Read Online or Download Commentaries of Ruy Freyre De Andrada (Broadway Travellers) PDF
Similar nonfiction_5 books
An action-packed and gripping sequel to Golden Serpent that includes the indefatigable Mac confirms Mark Abernethy's prestige as a grasp mystery writer In the early hours of October thirteen, 2002, Australian undercover agent Alan McQueen is jolted conscious through a cellphone call and advised to right away head to Bali, the place greater than two hundred humans were killed in a sequence of bomb blasts.
This booklet by means of a trio of rare-bird experts is a successor to 2 past works (long out of print), Scarce Migrant Birds in Britain and eire (Sharrock 1974 and infrequent Birds in Britain and eire (Sharrock 1976). It unifies either one of the sooner books and updates them, including greater than eighty species to the former overall.
- Paint & Coating Industry January 2011
- Apocalypsis Henochi Graece. Fragmenta Pseudepigraphorum quae supersunt Graeca una cum historicorum et auctorum judaeorum Hellenistarum fragmentis (Pseudepigrapha Veteris Testamenti graece 3)

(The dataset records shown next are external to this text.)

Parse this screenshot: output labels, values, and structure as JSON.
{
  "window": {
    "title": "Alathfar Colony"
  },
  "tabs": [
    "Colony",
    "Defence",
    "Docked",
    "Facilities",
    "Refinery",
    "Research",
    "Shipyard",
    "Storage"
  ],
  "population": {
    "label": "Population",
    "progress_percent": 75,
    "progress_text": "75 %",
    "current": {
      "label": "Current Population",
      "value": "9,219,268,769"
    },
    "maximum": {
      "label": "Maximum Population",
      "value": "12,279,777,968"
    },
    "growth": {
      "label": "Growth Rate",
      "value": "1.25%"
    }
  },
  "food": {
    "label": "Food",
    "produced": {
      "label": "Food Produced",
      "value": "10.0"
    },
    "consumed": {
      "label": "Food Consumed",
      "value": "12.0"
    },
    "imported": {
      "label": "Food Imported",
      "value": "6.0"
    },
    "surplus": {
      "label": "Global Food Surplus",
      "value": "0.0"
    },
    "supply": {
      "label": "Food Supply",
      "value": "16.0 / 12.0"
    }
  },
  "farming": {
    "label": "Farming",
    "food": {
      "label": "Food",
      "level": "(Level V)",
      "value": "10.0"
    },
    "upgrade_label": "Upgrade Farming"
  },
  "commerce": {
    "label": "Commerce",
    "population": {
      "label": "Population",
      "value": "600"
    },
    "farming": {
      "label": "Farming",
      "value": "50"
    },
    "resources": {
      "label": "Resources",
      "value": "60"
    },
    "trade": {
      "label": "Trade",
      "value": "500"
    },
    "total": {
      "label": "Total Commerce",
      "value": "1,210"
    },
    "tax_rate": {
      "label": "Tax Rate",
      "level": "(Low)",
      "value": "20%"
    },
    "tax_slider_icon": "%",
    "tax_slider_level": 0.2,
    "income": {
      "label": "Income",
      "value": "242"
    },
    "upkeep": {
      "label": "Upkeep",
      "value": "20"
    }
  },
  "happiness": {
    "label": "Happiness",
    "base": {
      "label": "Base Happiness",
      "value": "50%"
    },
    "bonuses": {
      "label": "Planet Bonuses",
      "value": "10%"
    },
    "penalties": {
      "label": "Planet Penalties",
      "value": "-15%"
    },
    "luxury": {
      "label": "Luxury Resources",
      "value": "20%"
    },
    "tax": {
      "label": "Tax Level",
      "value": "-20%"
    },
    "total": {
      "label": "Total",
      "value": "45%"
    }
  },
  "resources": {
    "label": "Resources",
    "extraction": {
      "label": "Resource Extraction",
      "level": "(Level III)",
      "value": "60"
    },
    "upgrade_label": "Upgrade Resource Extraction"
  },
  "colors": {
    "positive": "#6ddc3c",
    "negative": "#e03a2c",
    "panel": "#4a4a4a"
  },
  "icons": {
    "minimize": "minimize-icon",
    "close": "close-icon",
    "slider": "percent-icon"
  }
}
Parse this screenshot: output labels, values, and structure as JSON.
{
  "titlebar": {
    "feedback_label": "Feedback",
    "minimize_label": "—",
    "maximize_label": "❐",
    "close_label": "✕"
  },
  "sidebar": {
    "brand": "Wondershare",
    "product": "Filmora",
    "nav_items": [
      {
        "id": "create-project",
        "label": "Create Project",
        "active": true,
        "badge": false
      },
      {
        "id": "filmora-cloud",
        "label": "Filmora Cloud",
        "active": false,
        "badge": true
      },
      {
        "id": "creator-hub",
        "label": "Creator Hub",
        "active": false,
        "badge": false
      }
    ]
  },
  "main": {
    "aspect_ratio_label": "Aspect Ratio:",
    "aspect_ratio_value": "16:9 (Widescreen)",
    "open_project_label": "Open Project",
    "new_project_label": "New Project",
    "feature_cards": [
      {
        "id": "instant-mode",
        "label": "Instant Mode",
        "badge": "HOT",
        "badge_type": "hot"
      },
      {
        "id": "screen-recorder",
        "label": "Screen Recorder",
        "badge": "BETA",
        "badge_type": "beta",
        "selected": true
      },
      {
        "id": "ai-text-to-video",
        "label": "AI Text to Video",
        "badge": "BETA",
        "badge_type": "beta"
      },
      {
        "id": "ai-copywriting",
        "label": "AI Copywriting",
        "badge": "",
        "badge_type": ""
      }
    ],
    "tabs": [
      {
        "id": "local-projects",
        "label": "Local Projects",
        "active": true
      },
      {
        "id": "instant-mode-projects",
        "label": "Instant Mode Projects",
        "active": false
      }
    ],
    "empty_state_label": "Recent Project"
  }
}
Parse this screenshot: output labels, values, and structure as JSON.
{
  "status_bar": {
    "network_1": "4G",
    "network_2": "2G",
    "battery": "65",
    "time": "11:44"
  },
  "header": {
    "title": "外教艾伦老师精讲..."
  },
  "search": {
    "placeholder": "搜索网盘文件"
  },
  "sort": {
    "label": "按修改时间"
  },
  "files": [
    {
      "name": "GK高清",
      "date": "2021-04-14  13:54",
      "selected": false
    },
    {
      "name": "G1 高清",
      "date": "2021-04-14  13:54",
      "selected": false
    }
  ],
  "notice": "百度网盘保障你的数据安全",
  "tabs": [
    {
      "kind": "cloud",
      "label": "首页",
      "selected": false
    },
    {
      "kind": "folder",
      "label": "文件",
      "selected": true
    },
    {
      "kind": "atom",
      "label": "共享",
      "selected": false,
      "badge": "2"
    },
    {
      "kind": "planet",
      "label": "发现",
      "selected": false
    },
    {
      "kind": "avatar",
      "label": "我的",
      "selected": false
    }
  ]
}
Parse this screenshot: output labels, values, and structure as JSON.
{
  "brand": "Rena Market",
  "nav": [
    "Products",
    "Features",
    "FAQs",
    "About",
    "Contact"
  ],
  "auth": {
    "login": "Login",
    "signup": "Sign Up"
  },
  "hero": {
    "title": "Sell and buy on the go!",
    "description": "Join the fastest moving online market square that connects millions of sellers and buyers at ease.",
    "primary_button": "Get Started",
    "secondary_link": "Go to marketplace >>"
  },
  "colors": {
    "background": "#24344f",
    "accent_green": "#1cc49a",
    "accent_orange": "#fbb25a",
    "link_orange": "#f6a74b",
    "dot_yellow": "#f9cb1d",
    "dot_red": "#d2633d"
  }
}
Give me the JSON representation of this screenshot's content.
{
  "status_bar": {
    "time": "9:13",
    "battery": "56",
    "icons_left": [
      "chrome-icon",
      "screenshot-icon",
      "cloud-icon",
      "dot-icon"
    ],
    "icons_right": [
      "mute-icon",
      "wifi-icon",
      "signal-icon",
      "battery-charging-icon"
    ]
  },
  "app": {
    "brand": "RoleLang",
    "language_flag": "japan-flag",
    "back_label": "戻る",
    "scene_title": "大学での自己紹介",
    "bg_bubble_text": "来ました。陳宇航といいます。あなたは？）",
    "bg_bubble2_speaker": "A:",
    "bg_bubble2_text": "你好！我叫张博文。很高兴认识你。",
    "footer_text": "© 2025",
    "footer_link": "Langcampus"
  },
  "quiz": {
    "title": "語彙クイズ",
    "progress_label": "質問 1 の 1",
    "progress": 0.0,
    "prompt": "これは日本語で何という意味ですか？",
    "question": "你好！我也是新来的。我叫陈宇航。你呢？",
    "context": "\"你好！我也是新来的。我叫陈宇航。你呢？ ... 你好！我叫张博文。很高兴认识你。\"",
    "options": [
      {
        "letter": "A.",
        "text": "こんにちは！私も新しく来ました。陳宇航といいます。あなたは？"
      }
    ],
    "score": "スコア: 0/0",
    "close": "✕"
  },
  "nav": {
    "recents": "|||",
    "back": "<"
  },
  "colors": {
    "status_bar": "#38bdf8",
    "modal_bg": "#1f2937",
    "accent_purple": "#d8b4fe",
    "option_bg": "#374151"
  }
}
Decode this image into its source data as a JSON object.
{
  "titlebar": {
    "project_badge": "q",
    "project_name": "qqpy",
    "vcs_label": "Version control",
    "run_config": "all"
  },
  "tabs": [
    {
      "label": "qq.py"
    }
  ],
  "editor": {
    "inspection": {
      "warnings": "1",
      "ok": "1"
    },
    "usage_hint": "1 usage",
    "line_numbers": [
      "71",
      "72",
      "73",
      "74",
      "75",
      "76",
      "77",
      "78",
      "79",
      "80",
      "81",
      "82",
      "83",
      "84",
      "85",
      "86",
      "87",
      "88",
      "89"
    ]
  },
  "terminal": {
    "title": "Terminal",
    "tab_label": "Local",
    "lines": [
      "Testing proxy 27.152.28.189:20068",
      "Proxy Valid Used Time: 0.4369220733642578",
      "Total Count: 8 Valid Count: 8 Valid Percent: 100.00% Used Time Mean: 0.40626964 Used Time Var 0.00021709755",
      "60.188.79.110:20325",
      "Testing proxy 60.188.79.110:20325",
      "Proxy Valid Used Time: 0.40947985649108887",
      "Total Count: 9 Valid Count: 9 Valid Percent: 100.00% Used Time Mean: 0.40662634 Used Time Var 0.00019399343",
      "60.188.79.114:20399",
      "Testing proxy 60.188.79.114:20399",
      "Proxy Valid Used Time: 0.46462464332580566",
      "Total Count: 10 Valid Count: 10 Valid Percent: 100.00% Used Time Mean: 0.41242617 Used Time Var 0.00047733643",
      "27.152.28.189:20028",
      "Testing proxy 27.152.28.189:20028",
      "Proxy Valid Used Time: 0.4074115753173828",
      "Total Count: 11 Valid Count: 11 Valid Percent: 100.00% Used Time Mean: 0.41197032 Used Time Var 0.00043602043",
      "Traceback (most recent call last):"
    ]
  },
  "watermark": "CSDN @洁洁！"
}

- Read and Write Course 5 Approaching Level - Student Edition
- Mummy, Make It Stop: The true story of a horrific childhood
Extra info for Commentaries of Ruy Freyre De Andrada (Broadway Travellers)
Translation is a thankless task at all times, and in this case it was not helped by the flowing and watery favoured by the Portuguese writer, whose tion moreover was capricious in the extreme. Nor were his shortcomings helped by the carelessness of the proof reader and the negligence of the printer, but I that those who are able to compare this translation with the original will not find it altogether wanting. not doubting that the work would have been better done by the hand of so accomplished a Portuguese scholar as Professor , yet I that the amount of material I have from printed and manuscript sources, will render this book a useful contribution to the long and glorious of both England and Portugal in Asia.
Furthermore, so long as the Portuguese held the command of the sea in the Gulf (as in despite of their defeats off Jask they did), they could always land and obtain water under the of their ships and fleets wherever and whenever they wished; once their command of the sea was , it would be of little use to have a fort dominating the wells at Kishm when they could not transport the water to Ormuz . All these considerations and many others equally valid were pointed out to Ruy Freire by the aged Fernão de Albuquerque, then Governor of India, and by Dom Luiz de Sousa, the veteran Captain of Ormuz ;1 but the hot-headed Ruy Freire, by producing the Royal orders to build the fort on Kishm, overruled these in the Council held at Ormuz to discuss the affair, and supported by the King of Ormuz he persuaded the council to undertake the Expedition.
Ormuz is a and waterless island and dependent for its water-supply on the neighbouring and islands, so at sight the plan seems to be a one, but in reality it was an unfortunate move, as Kishm was claimed by the Persians and the of a fortress there would naturally form a valid causus belli for the Shah, and involve an open rupture with Persia—a thing which was not at all desirable at that time, since the Dutch and English aggressions gave the Portuguese authorities at Goa sufficient trouble and anxiety, without their having another dangerous enemy on their hands.